Copy the data below. Keep every line exactly as it is.

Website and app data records

Content starts

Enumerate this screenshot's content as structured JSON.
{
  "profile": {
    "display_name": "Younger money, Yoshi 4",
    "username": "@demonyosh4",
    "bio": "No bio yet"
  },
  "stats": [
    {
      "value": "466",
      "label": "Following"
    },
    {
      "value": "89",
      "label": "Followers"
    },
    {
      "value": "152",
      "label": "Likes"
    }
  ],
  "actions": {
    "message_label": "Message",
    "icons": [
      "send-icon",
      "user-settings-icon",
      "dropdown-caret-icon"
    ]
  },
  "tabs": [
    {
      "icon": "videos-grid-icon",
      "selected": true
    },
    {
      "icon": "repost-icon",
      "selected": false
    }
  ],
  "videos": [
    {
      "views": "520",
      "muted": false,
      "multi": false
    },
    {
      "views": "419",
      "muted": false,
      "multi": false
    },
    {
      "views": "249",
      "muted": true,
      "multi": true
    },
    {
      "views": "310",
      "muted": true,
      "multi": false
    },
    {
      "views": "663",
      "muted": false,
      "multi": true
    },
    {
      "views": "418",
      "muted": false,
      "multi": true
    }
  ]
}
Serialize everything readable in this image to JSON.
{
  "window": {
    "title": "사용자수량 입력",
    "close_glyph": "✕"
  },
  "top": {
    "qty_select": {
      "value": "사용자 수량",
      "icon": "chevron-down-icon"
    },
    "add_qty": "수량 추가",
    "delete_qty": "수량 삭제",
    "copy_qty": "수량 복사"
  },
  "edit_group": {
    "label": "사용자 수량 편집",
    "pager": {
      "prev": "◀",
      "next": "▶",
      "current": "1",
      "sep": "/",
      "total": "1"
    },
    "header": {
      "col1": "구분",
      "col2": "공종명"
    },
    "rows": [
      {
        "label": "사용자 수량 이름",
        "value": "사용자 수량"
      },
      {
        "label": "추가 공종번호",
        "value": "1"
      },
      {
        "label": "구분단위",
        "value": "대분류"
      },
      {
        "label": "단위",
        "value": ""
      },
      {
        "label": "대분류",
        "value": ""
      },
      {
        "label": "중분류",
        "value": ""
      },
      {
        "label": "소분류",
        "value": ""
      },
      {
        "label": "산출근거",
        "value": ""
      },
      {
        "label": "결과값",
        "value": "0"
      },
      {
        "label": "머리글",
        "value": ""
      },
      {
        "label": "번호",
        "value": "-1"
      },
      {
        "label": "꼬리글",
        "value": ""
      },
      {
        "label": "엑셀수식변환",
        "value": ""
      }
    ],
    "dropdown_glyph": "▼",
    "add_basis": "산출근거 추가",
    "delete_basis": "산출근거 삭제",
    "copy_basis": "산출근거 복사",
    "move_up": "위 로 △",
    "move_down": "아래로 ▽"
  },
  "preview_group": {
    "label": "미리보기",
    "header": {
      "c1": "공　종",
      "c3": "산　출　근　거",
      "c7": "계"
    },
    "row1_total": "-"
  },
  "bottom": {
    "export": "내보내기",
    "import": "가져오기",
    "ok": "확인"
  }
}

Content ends

> [SOLUTION TO THE EXERCISE]:
Enumerate this screenshot's content as structured JSON.
{
  "profile": {
    "display_name": "Younger money, Yoshi 4",
    "username": "@demonyosh4",
    "bio": "No bio yet"
  },
  "stats": [
    {
      "value": "466",
      "label": "Following"
    },
    {
      "value": "89",
      "label": "Followers"
    },
    {
      "value": "152",
      "label": "Likes"
    }
  ],
  "actions": {
    "message_label": "Message",
    "icons": [
      "send-icon",
      "user-settings-icon",
      "dropdown-caret-icon"
    ]
  },
  "tabs": [
    {
      "icon": "videos-grid-icon",
      "selected": true
    },
    {
      "icon": "repost-icon",
      "selected": false
    }
  ],
  "videos": [
    {
      "views": "520",
      "muted": false,
      "multi": false
    },
    {
      "views": "419",
      "muted": false,
      "multi": false
    },
    {
      "views": "249",
      "muted": true,
      "multi": true
    },
    {
      "views": "310",
      "muted": true,
      "multi": false
    },
    {
      "views": "663",
      "muted": false,
      "multi": true
    },
    {
      "views": "418",
      "muted": false,
      "multi": true
    }
  ]
}
Serialize everything readable in this image to JSON.
{
  "window": {
    "title": "사용자수량 입력",
    "close_glyph": "✕"
  },
  "top": {
    "qty_select": {
      "value": "사용자 수량",
      "icon": "chevron-down-icon"
    },
    "add_qty": "수량 추가",
    "delete_qty": "수량 삭제",
    "copy_qty": "수량 복사"
  },
  "edit_group": {
    "label": "사용자 수량 편집",
    "pager": {
      "prev": "◀",
      "next": "▶",
      "current": "1",
      "sep": "/",
      "total": "1"
    },
    "header": {
      "col1": "구분",
      "col2": "공종명"
    },
    "rows": [
      {
        "label": "사용자 수량 이름",
        "value": "사용자 수량"
      },
      {
        "label": "추가 공종번호",
        "value": "1"
      },
      {
        "label": "구분단위",
        "value": "대분류"
      },
      {
        "label": "단위",
        "value": ""
      },
      {
        "label": "대분류",
        "value": ""
      },
      {
        "label": "중분류",
        "value": ""
      },
      {
        "label": "소분류",
        "value": ""
      },
      {
        "label": "산출근거",
        "value": ""
      },
      {
        "label": "결과값",
        "value": "0"
      },
      {
        "label": "머리글",
        "value": ""
      },
      {
        "label": "번호",
        "value": "-1"
      },
      {
        "label": "꼬리글",
        "value": ""
      },
      {
        "label": "엑셀수식변환",
        "value": ""
      }
    ],
    "dropdown_glyph": "▼",
    "add_basis": "산출근거 추가",
    "delete_basis": "산출근거 삭제",
    "copy_basis": "산출근거 복사",
    "move_up": "위 로 △",
    "move_down": "아래로 ▽"
  },
  "preview_group": {
    "label": "미리보기",
    "header": {
      "c1": "공　종",
      "c3": "산　출　근　거",
      "c7": "계"
    },
    "row1_total": "-"
  },
  "bottom": {
    "export": "내보내기",
    "import": "가져오기",
    "ok": "확인"
  }
}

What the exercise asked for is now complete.